USA TODAY - July 22, 2004
PHILADELPHIA -- An experimental Alzheimer’s vaccine appeared to hold the line on memory loss in some patients who had gotten a few injections before the trial was halted for safety reasons two years ago, a study released Wednesday says.
Those findings, together with preliminary results on another drug presented here at the ninth International Conference on Alzheimer’s Disease and Related Disorders, raise the hope that compounds designed to attack the abnormal brain deposits of Alzheimer’s might stop the relentlessly progressive brain disease.
About 4.5 million Americans have Alzheimer’s disease, a caseload that costs the nation about $100 billion a year.
’’If we could delay the disease by just five years, we’d cut the cost in half,’’ says Sam Gandy, a neurologist at the Thomas Jefferson University in Philadelphia.
Sid Gilman, a neurologist at the University of Michigan, reported Wednesday on an approach that might delay the disease -- if safety problems can be fixed. Gilman and his colleagues gave 300 patients one to three doses of the vaccine before Irish drug company Elan stopped the trial in 2002 after 18 people developed a potentially life-threatening brain inflammation.
Out of 300 people who had received the drug, 59 responded by making antibodies to beta amyloid, the protein that clumps together to form the damaging deposits. In theory, the vaccine leads the body to make antibodies that instruct cells in the brain to destroy the deposits.
The team tracked those people for a year and found that the drug seemed to slow their memory loss compared with the control group. In addition, autopsies of four people who died for other reasons during the study showed that the vaccine appeared to remove brain deposits.
A second report suggests that people who responded to the vaccine had more brain shrinkage. But Gilman says the shrinkage occurs as a byproduct of the brain clearing out the deposits.
Elan is now working with Wyeth on another approach in which researchers will give patients injections of the antibody itself. But that trial just started, and it could be years before the results come in.
Also at the meeting, sponsored by the Alzheimer’s Association, Paul Aisen at the Georgetown University Medical Center in Washington, D.C., reported on a study of 58 patients taking an experimental drug called Alzhemed. Alzhemed stops beta amyloid from clumping, possibly preventing the deposits from forming.
After three months, Aisen and his colleagues found the drug appeared safe, with just a few reports of nausea and vomiting.
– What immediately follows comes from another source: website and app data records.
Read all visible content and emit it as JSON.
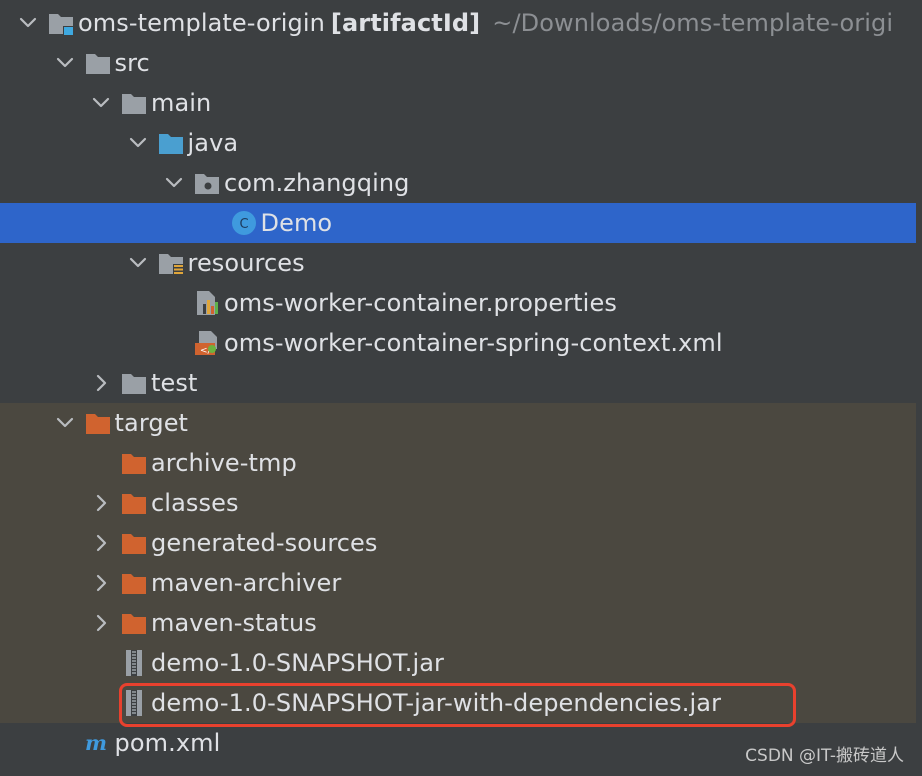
{
  "colors": {
    "background": "#3c3f41",
    "target_background": "#4b4840",
    "selection": "#2e65ca",
    "highlight_border": "#e8412e",
    "folder_grey": "#9aa0a6",
    "folder_blue": "#4a9fd0",
    "folder_orange": "#d0632f",
    "class_icon": "#3f9ade"
  },
  "tree": [
    {
      "id": "root",
      "label": "oms-template-origin",
      "suffix": "[artifactId]",
      "path": "~/Downloads/oms-template-origi",
      "depth": 0,
      "expanded": true,
      "icon": "module-folder-icon",
      "zone": "normal"
    },
    {
      "id": "src",
      "label": "src",
      "depth": 1,
      "expanded": true,
      "icon": "folder-icon",
      "zone": "normal"
    },
    {
      "id": "main",
      "label": "main",
      "depth": 2,
      "expanded": true,
      "icon": "folder-icon",
      "zone": "normal"
    },
    {
      "id": "java",
      "label": "java",
      "depth": 3,
      "expanded": true,
      "icon": "source-folder-icon",
      "zone": "normal"
    },
    {
      "id": "pkg",
      "label": "com.zhangqing",
      "depth": 4,
      "expanded": true,
      "icon": "package-icon",
      "zone": "normal"
    },
    {
      "id": "demo",
      "label": "Demo",
      "depth": 5,
      "leaf": true,
      "icon": "java-class-icon",
      "zone": "normal",
      "selected": true
    },
    {
      "id": "resources",
      "label": "resources",
      "depth": 3,
      "expanded": true,
      "icon": "resources-folder-icon",
      "zone": "normal"
    },
    {
      "id": "props",
      "label": "oms-worker-container.properties",
      "depth": 4,
      "leaf": true,
      "icon": "properties-file-icon",
      "zone": "normal"
    },
    {
      "id": "xml",
      "label": "oms-worker-container-spring-context.xml",
      "depth": 4,
      "leaf": true,
      "icon": "spring-xml-file-icon",
      "zone": "normal"
    },
    {
      "id": "test",
      "label": "test",
      "depth": 2,
      "expanded": false,
      "icon": "folder-icon",
      "zone": "normal"
    },
    {
      "id": "target",
      "label": "target",
      "depth": 1,
      "expanded": true,
      "icon": "excluded-folder-icon",
      "zone": "target"
    },
    {
      "id": "archive",
      "label": "archive-tmp",
      "depth": 2,
      "leaf": true,
      "icon": "excluded-folder-icon",
      "zone": "target"
    },
    {
      "id": "classes",
      "label": "classes",
      "depth": 2,
      "expanded": false,
      "icon": "excluded-folder-icon",
      "zone": "target"
    },
    {
      "id": "gensrc",
      "label": "generated-sources",
      "depth": 2,
      "expanded": false,
      "icon": "excluded-folder-icon",
      "zone": "target"
    },
    {
      "id": "mvnarch",
      "label": "maven-archiver",
      "depth": 2,
      "expanded": false,
      "icon": "excluded-folder-icon",
      "zone": "target"
    },
    {
      "id": "mvnstat",
      "label": "maven-status",
      "depth": 2,
      "expanded": false,
      "icon": "excluded-folder-icon",
      "zone": "target"
    },
    {
      "id": "jar1",
      "label": "demo-1.0-SNAPSHOT.jar",
      "depth": 2,
      "leaf": true,
      "icon": "jar-file-icon",
      "zone": "target"
    },
    {
      "id": "jar2",
      "label": "demo-1.0-SNAPSHOT-jar-with-dependencies.jar",
      "depth": 2,
      "leaf": true,
      "icon": "jar-file-icon",
      "zone": "target",
      "highlighted": true
    },
    {
      "id": "pom",
      "label": "pom.xml",
      "depth": 1,
      "leaf": true,
      "icon": "maven-pom-icon",
      "zone": "normal"
    }
  ],
  "watermark": "CSDN @IT-搬砖道人"
}
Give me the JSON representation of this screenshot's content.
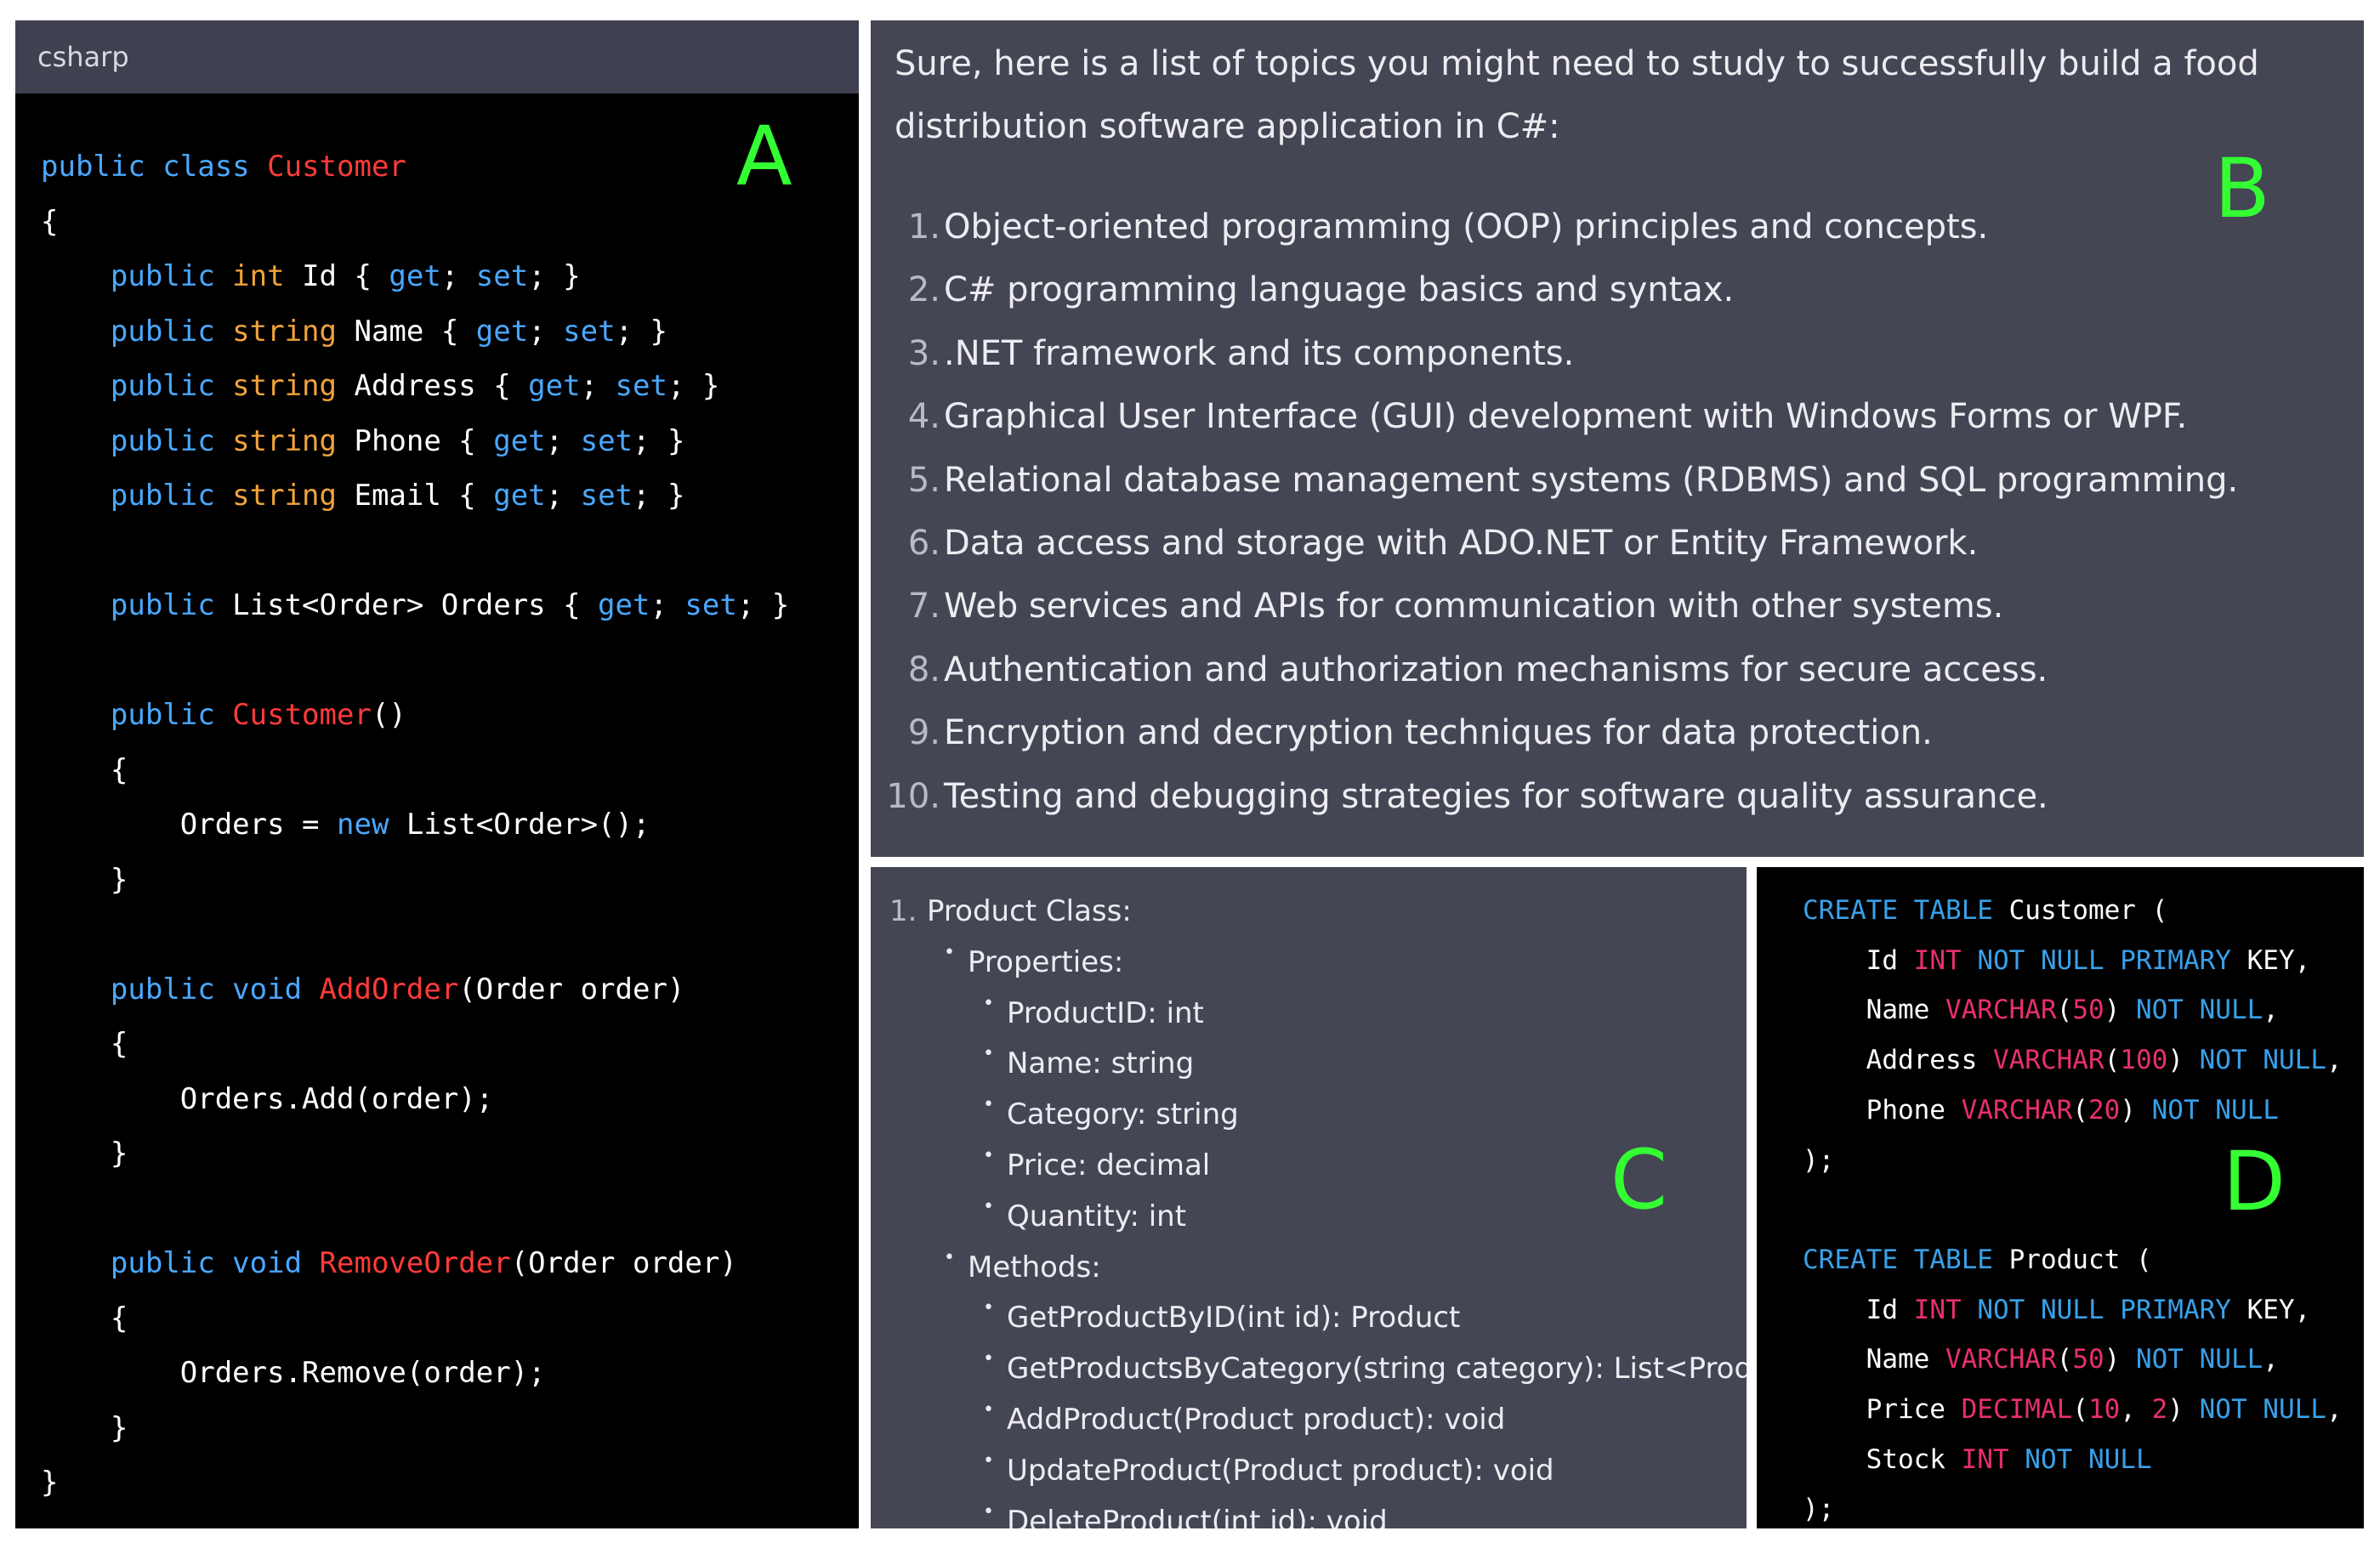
{
  "panelA": {
    "language_label": "csharp",
    "letter": "A",
    "lines": [
      [
        {
          "t": "public ",
          "c": "kw"
        },
        {
          "t": "class ",
          "c": "kw"
        },
        {
          "t": "Customer",
          "c": "fn"
        }
      ],
      [
        {
          "t": "{",
          "c": ""
        }
      ],
      [
        {
          "t": "    public ",
          "c": "kw"
        },
        {
          "t": "int ",
          "c": "ty"
        },
        {
          "t": "Id { ",
          "c": ""
        },
        {
          "t": "get",
          "c": "kw"
        },
        {
          "t": "; ",
          "c": ""
        },
        {
          "t": "set",
          "c": "kw"
        },
        {
          "t": "; }",
          "c": ""
        }
      ],
      [
        {
          "t": "    public ",
          "c": "kw"
        },
        {
          "t": "string ",
          "c": "ty"
        },
        {
          "t": "Name { ",
          "c": ""
        },
        {
          "t": "get",
          "c": "kw"
        },
        {
          "t": "; ",
          "c": ""
        },
        {
          "t": "set",
          "c": "kw"
        },
        {
          "t": "; }",
          "c": ""
        }
      ],
      [
        {
          "t": "    public ",
          "c": "kw"
        },
        {
          "t": "string ",
          "c": "ty"
        },
        {
          "t": "Address { ",
          "c": ""
        },
        {
          "t": "get",
          "c": "kw"
        },
        {
          "t": "; ",
          "c": ""
        },
        {
          "t": "set",
          "c": "kw"
        },
        {
          "t": "; }",
          "c": ""
        }
      ],
      [
        {
          "t": "    public ",
          "c": "kw"
        },
        {
          "t": "string ",
          "c": "ty"
        },
        {
          "t": "Phone { ",
          "c": ""
        },
        {
          "t": "get",
          "c": "kw"
        },
        {
          "t": "; ",
          "c": ""
        },
        {
          "t": "set",
          "c": "kw"
        },
        {
          "t": "; }",
          "c": ""
        }
      ],
      [
        {
          "t": "    public ",
          "c": "kw"
        },
        {
          "t": "string ",
          "c": "ty"
        },
        {
          "t": "Email { ",
          "c": ""
        },
        {
          "t": "get",
          "c": "kw"
        },
        {
          "t": "; ",
          "c": ""
        },
        {
          "t": "set",
          "c": "kw"
        },
        {
          "t": "; }",
          "c": ""
        }
      ],
      [
        {
          "t": "",
          "c": ""
        }
      ],
      [
        {
          "t": "    public ",
          "c": "kw"
        },
        {
          "t": "List<Order> Orders { ",
          "c": ""
        },
        {
          "t": "get",
          "c": "kw"
        },
        {
          "t": "; ",
          "c": ""
        },
        {
          "t": "set",
          "c": "kw"
        },
        {
          "t": "; }",
          "c": ""
        }
      ],
      [
        {
          "t": "",
          "c": ""
        }
      ],
      [
        {
          "t": "    public ",
          "c": "kw"
        },
        {
          "t": "Customer",
          "c": "fn"
        },
        {
          "t": "()",
          "c": ""
        }
      ],
      [
        {
          "t": "    {",
          "c": ""
        }
      ],
      [
        {
          "t": "        Orders = ",
          "c": ""
        },
        {
          "t": "new ",
          "c": "kw"
        },
        {
          "t": "List<Order>();",
          "c": ""
        }
      ],
      [
        {
          "t": "    }",
          "c": ""
        }
      ],
      [
        {
          "t": "",
          "c": ""
        }
      ],
      [
        {
          "t": "    public ",
          "c": "kw"
        },
        {
          "t": "void ",
          "c": "kw"
        },
        {
          "t": "AddOrder",
          "c": "fn"
        },
        {
          "t": "(Order order)",
          "c": ""
        }
      ],
      [
        {
          "t": "    {",
          "c": ""
        }
      ],
      [
        {
          "t": "        Orders.Add(order);",
          "c": ""
        }
      ],
      [
        {
          "t": "    }",
          "c": ""
        }
      ],
      [
        {
          "t": "",
          "c": ""
        }
      ],
      [
        {
          "t": "    public ",
          "c": "kw"
        },
        {
          "t": "void ",
          "c": "kw"
        },
        {
          "t": "RemoveOrder",
          "c": "fn"
        },
        {
          "t": "(Order order)",
          "c": ""
        }
      ],
      [
        {
          "t": "    {",
          "c": ""
        }
      ],
      [
        {
          "t": "        Orders.Remove(order);",
          "c": ""
        }
      ],
      [
        {
          "t": "    }",
          "c": ""
        }
      ],
      [
        {
          "t": "}",
          "c": ""
        }
      ]
    ]
  },
  "panelB": {
    "letter": "B",
    "intro": "Sure, here is a list of topics you might need to study to successfully build a food distribution software application in C#:",
    "items": [
      {
        "num": "1.",
        "text": "Object-oriented programming (OOP) principles and concepts."
      },
      {
        "num": "2.",
        "text": "C# programming language basics and syntax."
      },
      {
        "num": "3.",
        "text": ".NET framework and its components."
      },
      {
        "num": "4.",
        "text": "Graphical User Interface (GUI) development with Windows Forms or WPF."
      },
      {
        "num": "5.",
        "text": "Relational database management systems (RDBMS) and SQL programming."
      },
      {
        "num": "6.",
        "text": "Data access and storage with ADO.NET or Entity Framework."
      },
      {
        "num": "7.",
        "text": "Web services and APIs for communication with other systems."
      },
      {
        "num": "8.",
        "text": "Authentication and authorization mechanisms for secure access."
      },
      {
        "num": "9.",
        "text": "Encryption and decryption techniques for data protection."
      },
      {
        "num": "10.",
        "text": "Testing and debugging strategies for software quality assurance."
      }
    ]
  },
  "panelC": {
    "letter": "C",
    "lines": [
      {
        "level": 0,
        "marker": "1.",
        "text": "Product Class:"
      },
      {
        "level": 1,
        "marker": "•",
        "text": "Properties:"
      },
      {
        "level": 2,
        "marker": "•",
        "text": "ProductID: int"
      },
      {
        "level": 2,
        "marker": "•",
        "text": "Name: string"
      },
      {
        "level": 2,
        "marker": "•",
        "text": "Category: string"
      },
      {
        "level": 2,
        "marker": "•",
        "text": "Price: decimal"
      },
      {
        "level": 2,
        "marker": "•",
        "text": "Quantity: int"
      },
      {
        "level": 1,
        "marker": "•",
        "text": "Methods:"
      },
      {
        "level": 2,
        "marker": "•",
        "text": "GetProductByID(int id): Product"
      },
      {
        "level": 2,
        "marker": "•",
        "text": "GetProductsByCategory(string category): List<Product>"
      },
      {
        "level": 2,
        "marker": "•",
        "text": "AddProduct(Product product): void"
      },
      {
        "level": 2,
        "marker": "•",
        "text": "UpdateProduct(Product product): void"
      },
      {
        "level": 2,
        "marker": "•",
        "text": "DeleteProduct(int id): void"
      }
    ]
  },
  "panelD": {
    "letter": "D",
    "lines": [
      [
        {
          "t": "CREATE ",
          "c": "sql-kw"
        },
        {
          "t": "TABLE ",
          "c": "sql-kw"
        },
        {
          "t": "Customer (",
          "c": ""
        }
      ],
      [
        {
          "t": "    Id ",
          "c": ""
        },
        {
          "t": "INT ",
          "c": "sql-ty"
        },
        {
          "t": "NOT ",
          "c": "sql-kw"
        },
        {
          "t": "NULL ",
          "c": "sql-kw"
        },
        {
          "t": "PRIMARY ",
          "c": "sql-kw"
        },
        {
          "t": "KEY,",
          "c": ""
        }
      ],
      [
        {
          "t": "    Name ",
          "c": ""
        },
        {
          "t": "VARCHAR",
          "c": "sql-ty"
        },
        {
          "t": "(",
          "c": ""
        },
        {
          "t": "50",
          "c": "sql-num"
        },
        {
          "t": ") ",
          "c": ""
        },
        {
          "t": "NOT ",
          "c": "sql-kw"
        },
        {
          "t": "NULL",
          "c": "sql-kw"
        },
        {
          "t": ",",
          "c": ""
        }
      ],
      [
        {
          "t": "    Address ",
          "c": ""
        },
        {
          "t": "VARCHAR",
          "c": "sql-ty"
        },
        {
          "t": "(",
          "c": ""
        },
        {
          "t": "100",
          "c": "sql-num"
        },
        {
          "t": ") ",
          "c": ""
        },
        {
          "t": "NOT ",
          "c": "sql-kw"
        },
        {
          "t": "NULL",
          "c": "sql-kw"
        },
        {
          "t": ",",
          "c": ""
        }
      ],
      [
        {
          "t": "    Phone ",
          "c": ""
        },
        {
          "t": "VARCHAR",
          "c": "sql-ty"
        },
        {
          "t": "(",
          "c": ""
        },
        {
          "t": "20",
          "c": "sql-num"
        },
        {
          "t": ") ",
          "c": ""
        },
        {
          "t": "NOT ",
          "c": "sql-kw"
        },
        {
          "t": "NULL",
          "c": "sql-kw"
        }
      ],
      [
        {
          "t": ");",
          "c": ""
        }
      ],
      [
        {
          "t": "",
          "c": ""
        }
      ],
      [
        {
          "t": "CREATE ",
          "c": "sql-kw"
        },
        {
          "t": "TABLE ",
          "c": "sql-kw"
        },
        {
          "t": "Product (",
          "c": ""
        }
      ],
      [
        {
          "t": "    Id ",
          "c": ""
        },
        {
          "t": "INT ",
          "c": "sql-ty"
        },
        {
          "t": "NOT ",
          "c": "sql-kw"
        },
        {
          "t": "NULL ",
          "c": "sql-kw"
        },
        {
          "t": "PRIMARY ",
          "c": "sql-kw"
        },
        {
          "t": "KEY,",
          "c": ""
        }
      ],
      [
        {
          "t": "    Name ",
          "c": ""
        },
        {
          "t": "VARCHAR",
          "c": "sql-ty"
        },
        {
          "t": "(",
          "c": ""
        },
        {
          "t": "50",
          "c": "sql-num"
        },
        {
          "t": ") ",
          "c": ""
        },
        {
          "t": "NOT ",
          "c": "sql-kw"
        },
        {
          "t": "NULL",
          "c": "sql-kw"
        },
        {
          "t": ",",
          "c": ""
        }
      ],
      [
        {
          "t": "    Price ",
          "c": ""
        },
        {
          "t": "DECIMAL",
          "c": "sql-ty"
        },
        {
          "t": "(",
          "c": ""
        },
        {
          "t": "10",
          "c": "sql-num"
        },
        {
          "t": ", ",
          "c": ""
        },
        {
          "t": "2",
          "c": "sql-num"
        },
        {
          "t": ") ",
          "c": ""
        },
        {
          "t": "NOT ",
          "c": "sql-kw"
        },
        {
          "t": "NULL",
          "c": "sql-kw"
        },
        {
          "t": ",",
          "c": ""
        }
      ],
      [
        {
          "t": "    Stock ",
          "c": ""
        },
        {
          "t": "INT ",
          "c": "sql-ty"
        },
        {
          "t": "NOT ",
          "c": "sql-kw"
        },
        {
          "t": "NULL",
          "c": "sql-kw"
        }
      ],
      [
        {
          "t": ");",
          "c": ""
        }
      ]
    ]
  }
}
An analysis of 10 people with mild Alzheimer’s suggested that the drug had slowed their decline.
’’That’s pretty encouraging,’’ Aisen says. ’’But it’s not proof.’’ To get that proof, the company is launching a large, nationwide study of Alzhemed.
Drugs like these won’t reach patients for at least five years -- assuming there are no more pitfalls in the testing process.
’’We’ll know a lot more about both of these drugs a year from now,’’ Gandy says.